As a love letter to fans of games that will never be, Deep Descent will not only revive the AquaNox experience after the lost Angel’s Tears, adding 4 players coop mode and an even bigger ocean to explore, it will also integrate assets and research from another cancelled THQ underwater action game known as Deep Six, originally planned for PS3.
We are happy to see a team like Nordic Games to understand the importance of preserving lost videogames and huge props to them for the help in saving more documents from the cancelled AquaNox: The Angel’s Tears! We can’t wait to see what they will be able to do with Aquanox Deep Descent, a project that could take the series to a new level and will became a memento to remember two interesting cancelled games. Aquanox Deep Descent was fully funded a few days ago thanks to a successful Kickstarter campaign but you still have a week to support the project with your pledges and be able to play this game as soon as it will be released!
Super thanks to Nordic Games for the contribution! Also thanks to Manuel Hansen for additional support
Prior to their acquisition by Sony and going on to create the Killzone series, Guerrilla Games was a small development team based in Amsterdam, then known as Lost Boys Games; a subsidiary of Dutch multimedia conglomerate, Lost Boys. One of Lost Boys Games’ internal teams was dubbed ‘Formula‘. This group was dedicated to handheld games, responsible for producing titles such as Rhino Rumble, and Tiny Toon Adventures: Dizzy’s Candy Quest for GameBoy Color. One of their most interesting GBC projects, in development in around 1999-2000, was called Knights.
Knights wasan action brawler with a style of gameplay comparable to a blend of Bomberman and Gauntlet, in which players would have had to fight against 3 other knights in 50 different arenas riddled with traps, enemies, and various NPC’s. This excerpt from an old IGN preview offers us further insight:
Each knight is colored differently, and the great challenge of the game is to strike down the knights in a predetermined order while protecting your own flank. Strike a defender before he becomes an official target, and the imperial judges will punish you with a penalty point.
It’s interesting to note that Knights GBC was based around the gameplay of another cancelled Knights project that was planned by Digital Infinity for PC and Dreamcast, before they merged with Lost Boys in 1999. Later, the original Knights for PC and Dreamcast was changed from a multiplayer brawler to a single player action platformer and ported to Playstation 2, but that version was also canned. In 2003, Lost Boys Games was sold to Media Republic and renamed to Guerrilla Games. Their Knight projects were thus never finished, as they began to work on the first Killzone for PS2, and Shellshock: Nam ’67 for PS2, Xbox, and PC.

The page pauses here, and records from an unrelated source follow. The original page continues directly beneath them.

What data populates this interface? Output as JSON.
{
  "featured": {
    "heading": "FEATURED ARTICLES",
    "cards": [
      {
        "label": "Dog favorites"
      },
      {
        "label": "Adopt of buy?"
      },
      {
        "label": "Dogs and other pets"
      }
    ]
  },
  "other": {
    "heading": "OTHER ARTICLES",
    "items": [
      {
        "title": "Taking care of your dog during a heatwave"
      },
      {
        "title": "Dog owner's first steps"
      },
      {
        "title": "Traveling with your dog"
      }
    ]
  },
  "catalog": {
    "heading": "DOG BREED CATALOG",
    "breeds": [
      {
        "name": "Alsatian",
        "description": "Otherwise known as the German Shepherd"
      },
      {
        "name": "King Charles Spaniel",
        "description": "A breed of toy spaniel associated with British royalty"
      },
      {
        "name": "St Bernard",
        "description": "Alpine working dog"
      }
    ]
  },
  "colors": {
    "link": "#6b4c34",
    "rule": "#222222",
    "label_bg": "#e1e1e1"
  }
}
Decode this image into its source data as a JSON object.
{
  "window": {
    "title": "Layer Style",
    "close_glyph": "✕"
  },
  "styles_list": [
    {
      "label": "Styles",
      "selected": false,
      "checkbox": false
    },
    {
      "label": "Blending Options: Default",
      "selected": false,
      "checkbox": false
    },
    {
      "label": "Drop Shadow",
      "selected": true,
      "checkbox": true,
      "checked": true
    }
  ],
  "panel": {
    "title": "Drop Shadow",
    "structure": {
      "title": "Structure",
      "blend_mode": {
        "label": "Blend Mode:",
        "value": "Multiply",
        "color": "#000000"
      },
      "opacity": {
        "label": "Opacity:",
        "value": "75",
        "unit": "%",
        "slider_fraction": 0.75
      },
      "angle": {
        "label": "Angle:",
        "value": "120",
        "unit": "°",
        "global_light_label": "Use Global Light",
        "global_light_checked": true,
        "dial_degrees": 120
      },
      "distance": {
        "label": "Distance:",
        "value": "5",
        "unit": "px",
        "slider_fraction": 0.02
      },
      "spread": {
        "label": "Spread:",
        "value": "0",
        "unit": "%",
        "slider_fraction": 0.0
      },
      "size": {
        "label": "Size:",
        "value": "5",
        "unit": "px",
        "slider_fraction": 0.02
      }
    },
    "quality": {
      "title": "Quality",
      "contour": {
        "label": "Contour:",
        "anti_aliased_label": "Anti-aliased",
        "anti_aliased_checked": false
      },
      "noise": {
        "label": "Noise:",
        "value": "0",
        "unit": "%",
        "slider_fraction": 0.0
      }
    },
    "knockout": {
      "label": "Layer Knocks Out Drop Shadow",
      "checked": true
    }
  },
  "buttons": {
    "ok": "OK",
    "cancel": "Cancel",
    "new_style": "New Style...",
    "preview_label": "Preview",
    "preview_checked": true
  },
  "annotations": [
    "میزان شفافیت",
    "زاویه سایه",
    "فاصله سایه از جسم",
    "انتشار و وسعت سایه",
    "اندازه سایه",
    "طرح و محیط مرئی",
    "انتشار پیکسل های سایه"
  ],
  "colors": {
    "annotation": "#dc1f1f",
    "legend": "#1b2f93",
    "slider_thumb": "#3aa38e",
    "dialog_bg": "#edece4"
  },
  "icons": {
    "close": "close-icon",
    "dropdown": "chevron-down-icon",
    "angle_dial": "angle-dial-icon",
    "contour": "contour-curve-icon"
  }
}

Only a few screenshots remain from Knights for GameBoy Color, as the title was soon cancelled for unknown reasons. We tried to get in contact with former Formula Games / Lost Boys developers, in an attempt to unearth more on this unreleased game, but unfortunately, they were not available for comment. If you know someone that worked at Formula Games, let us know!